* _How to complete this task_: Copy each line of the following material that has the string "data".

* _Supplied material_:
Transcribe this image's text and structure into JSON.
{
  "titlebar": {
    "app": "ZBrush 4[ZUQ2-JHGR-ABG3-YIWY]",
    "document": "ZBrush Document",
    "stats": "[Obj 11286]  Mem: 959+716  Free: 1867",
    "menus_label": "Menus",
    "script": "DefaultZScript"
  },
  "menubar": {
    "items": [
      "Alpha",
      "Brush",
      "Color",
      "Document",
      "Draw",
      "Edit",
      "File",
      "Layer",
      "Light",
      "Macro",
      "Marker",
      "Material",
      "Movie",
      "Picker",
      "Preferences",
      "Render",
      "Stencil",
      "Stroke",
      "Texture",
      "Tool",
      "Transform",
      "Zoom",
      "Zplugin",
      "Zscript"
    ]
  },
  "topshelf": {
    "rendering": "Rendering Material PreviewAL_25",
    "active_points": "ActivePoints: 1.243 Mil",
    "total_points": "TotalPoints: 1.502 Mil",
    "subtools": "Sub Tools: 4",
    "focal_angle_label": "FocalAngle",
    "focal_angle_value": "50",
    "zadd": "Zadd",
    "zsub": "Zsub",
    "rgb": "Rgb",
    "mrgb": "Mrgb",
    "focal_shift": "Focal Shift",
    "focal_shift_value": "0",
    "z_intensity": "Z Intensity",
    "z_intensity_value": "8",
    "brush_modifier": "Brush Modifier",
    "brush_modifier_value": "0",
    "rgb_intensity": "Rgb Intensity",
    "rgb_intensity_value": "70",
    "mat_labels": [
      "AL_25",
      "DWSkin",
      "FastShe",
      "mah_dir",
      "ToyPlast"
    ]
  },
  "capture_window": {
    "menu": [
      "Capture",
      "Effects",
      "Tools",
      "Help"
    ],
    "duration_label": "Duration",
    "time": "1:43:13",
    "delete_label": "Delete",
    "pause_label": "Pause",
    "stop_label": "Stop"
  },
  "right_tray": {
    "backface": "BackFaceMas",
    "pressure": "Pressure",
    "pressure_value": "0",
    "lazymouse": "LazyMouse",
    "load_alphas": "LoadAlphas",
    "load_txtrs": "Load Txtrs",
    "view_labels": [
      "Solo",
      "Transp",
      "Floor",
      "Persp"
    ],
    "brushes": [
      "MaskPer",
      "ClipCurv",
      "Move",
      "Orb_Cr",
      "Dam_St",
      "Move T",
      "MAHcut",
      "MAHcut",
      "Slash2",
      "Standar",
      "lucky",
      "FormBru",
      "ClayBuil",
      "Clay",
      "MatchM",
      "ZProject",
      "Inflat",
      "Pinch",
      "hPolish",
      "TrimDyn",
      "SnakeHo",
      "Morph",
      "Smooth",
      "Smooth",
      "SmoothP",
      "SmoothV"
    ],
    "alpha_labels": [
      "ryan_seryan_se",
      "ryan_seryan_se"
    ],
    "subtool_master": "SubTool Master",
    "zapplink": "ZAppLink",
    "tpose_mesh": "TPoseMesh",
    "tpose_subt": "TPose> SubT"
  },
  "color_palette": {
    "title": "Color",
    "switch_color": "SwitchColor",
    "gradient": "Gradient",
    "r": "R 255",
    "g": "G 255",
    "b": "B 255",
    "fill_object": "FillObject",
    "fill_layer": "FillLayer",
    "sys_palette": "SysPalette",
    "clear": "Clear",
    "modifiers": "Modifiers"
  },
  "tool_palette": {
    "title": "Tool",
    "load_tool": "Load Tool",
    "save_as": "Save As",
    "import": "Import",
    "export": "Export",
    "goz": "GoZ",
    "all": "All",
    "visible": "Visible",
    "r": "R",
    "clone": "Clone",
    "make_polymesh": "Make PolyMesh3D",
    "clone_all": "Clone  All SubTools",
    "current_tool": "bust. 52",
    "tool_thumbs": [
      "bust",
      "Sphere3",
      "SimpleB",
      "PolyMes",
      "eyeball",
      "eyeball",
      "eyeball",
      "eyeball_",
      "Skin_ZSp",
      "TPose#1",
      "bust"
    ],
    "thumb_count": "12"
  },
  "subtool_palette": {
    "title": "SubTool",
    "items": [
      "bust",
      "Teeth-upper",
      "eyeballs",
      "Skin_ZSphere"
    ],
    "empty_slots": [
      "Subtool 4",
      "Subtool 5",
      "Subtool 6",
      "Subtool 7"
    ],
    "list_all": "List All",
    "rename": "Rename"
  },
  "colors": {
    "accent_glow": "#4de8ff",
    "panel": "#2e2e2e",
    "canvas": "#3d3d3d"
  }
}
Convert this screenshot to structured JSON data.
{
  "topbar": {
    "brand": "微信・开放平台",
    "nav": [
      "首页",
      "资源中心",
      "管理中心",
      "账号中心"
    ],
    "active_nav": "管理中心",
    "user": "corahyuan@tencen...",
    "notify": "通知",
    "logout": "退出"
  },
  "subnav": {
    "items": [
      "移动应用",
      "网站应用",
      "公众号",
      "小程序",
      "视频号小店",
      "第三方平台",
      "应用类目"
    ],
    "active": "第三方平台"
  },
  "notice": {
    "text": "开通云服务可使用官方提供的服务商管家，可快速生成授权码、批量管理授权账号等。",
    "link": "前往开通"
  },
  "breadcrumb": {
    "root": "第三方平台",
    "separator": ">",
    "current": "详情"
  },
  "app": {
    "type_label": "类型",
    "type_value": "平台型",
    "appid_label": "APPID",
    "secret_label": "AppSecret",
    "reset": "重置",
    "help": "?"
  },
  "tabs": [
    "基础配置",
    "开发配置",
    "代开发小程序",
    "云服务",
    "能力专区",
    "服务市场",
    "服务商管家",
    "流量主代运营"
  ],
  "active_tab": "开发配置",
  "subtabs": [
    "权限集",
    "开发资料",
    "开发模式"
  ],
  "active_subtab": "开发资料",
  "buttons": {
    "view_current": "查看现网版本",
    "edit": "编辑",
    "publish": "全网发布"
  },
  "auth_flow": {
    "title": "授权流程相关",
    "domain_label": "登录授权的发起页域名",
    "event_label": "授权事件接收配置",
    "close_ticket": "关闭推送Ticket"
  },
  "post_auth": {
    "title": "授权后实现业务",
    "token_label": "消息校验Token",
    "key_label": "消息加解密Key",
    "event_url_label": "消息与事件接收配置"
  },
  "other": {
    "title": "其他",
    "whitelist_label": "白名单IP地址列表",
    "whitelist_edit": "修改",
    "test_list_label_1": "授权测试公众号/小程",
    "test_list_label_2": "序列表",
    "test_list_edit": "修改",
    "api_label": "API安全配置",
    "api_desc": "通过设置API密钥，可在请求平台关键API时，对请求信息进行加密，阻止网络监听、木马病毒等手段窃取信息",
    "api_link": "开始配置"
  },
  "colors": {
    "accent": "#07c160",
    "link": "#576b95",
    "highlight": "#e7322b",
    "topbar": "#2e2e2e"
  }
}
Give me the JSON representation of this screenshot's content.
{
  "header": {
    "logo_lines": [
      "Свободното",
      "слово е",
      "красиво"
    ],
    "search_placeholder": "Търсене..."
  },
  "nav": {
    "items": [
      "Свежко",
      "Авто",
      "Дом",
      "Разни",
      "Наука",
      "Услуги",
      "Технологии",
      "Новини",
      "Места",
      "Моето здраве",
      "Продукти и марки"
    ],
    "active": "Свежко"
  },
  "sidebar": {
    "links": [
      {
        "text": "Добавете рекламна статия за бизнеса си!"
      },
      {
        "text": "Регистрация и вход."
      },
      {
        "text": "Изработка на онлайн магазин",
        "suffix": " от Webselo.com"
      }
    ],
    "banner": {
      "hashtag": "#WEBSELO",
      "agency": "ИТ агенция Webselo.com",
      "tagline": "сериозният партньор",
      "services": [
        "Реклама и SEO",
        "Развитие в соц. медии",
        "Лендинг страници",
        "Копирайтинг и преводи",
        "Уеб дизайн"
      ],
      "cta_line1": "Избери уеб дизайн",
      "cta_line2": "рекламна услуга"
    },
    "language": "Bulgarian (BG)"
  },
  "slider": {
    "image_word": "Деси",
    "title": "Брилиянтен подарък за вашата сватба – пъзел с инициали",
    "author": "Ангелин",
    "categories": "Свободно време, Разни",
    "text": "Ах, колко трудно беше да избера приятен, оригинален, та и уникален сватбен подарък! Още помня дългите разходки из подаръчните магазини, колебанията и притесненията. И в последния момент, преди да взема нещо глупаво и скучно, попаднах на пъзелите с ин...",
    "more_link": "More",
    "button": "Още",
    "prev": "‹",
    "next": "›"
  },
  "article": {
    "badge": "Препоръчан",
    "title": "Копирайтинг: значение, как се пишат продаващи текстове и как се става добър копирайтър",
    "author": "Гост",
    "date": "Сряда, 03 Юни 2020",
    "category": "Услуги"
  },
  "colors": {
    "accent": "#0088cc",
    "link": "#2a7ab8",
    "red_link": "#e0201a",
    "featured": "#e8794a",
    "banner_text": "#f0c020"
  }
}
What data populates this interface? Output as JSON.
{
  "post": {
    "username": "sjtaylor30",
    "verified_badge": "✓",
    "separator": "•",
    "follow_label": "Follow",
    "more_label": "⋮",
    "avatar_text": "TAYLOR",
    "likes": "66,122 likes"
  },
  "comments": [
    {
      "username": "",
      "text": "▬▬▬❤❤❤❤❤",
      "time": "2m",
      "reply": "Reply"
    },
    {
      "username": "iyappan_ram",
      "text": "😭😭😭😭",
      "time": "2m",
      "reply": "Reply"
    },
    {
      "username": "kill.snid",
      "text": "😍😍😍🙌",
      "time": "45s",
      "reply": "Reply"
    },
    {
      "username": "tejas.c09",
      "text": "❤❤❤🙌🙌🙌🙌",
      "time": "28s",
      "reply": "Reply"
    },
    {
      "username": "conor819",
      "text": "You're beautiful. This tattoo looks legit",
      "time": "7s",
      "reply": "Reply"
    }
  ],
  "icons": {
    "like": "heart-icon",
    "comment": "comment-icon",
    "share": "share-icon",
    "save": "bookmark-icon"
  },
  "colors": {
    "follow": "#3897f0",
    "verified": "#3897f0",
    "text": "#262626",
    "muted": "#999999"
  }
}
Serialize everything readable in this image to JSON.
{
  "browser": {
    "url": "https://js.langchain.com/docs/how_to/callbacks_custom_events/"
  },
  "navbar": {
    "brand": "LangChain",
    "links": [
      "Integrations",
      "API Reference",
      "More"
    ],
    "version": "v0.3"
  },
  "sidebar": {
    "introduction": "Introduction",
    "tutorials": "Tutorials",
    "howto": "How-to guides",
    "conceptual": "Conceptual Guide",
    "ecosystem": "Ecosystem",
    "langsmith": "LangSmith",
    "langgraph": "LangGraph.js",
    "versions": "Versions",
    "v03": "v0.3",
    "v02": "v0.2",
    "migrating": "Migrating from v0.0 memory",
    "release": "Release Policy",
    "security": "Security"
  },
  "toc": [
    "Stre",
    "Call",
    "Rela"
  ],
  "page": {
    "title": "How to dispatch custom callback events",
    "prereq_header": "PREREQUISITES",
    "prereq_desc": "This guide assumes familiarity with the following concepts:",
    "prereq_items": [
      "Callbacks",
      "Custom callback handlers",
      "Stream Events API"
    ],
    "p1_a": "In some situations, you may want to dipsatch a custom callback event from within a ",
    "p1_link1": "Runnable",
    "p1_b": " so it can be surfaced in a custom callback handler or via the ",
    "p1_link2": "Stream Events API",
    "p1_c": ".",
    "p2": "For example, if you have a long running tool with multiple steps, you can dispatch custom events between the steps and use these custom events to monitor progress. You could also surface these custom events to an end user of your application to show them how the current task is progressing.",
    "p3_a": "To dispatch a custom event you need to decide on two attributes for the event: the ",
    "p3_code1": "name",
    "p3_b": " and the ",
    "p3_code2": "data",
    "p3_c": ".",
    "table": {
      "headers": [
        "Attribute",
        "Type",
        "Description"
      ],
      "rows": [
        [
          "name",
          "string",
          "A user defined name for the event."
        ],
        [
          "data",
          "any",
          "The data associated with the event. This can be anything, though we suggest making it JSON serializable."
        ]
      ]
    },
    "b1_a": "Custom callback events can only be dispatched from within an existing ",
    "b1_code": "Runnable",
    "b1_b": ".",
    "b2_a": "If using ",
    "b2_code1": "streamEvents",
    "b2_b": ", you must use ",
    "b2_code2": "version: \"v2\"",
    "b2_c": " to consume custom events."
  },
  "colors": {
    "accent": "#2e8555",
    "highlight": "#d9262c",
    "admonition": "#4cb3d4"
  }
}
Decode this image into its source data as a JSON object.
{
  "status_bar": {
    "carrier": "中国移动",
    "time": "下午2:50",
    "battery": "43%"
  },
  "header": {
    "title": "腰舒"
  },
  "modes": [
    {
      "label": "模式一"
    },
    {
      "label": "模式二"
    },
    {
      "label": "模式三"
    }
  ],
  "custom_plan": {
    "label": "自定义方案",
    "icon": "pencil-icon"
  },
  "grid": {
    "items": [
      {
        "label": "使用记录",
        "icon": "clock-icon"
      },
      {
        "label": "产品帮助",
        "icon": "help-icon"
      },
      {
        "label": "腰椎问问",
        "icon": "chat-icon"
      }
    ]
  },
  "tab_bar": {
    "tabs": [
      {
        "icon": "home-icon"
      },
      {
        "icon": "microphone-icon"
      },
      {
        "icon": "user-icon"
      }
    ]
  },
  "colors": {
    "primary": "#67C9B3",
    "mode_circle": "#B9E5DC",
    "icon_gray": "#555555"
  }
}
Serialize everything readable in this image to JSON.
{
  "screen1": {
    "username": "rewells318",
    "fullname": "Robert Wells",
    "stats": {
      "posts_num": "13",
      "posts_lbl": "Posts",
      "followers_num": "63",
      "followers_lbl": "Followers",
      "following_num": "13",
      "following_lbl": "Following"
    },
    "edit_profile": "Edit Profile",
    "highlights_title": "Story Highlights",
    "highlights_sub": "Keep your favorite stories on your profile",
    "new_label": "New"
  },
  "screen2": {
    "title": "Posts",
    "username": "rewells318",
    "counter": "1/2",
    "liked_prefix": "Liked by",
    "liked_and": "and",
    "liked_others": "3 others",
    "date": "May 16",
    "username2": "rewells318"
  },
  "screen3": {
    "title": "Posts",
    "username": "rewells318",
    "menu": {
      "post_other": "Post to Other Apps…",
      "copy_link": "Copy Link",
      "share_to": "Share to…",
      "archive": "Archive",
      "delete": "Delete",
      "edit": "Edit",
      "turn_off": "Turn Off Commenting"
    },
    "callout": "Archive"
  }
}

* _Exercise output_:
Convert this screenshot to structured JSON data.
What data populates this interface? Output as JSON.
    "p3_code2": "data",
          "data",
          "The data associated with the event. This can be anything, though we suggest making it JSON serializable."
Decode this image into its source data as a JSON object.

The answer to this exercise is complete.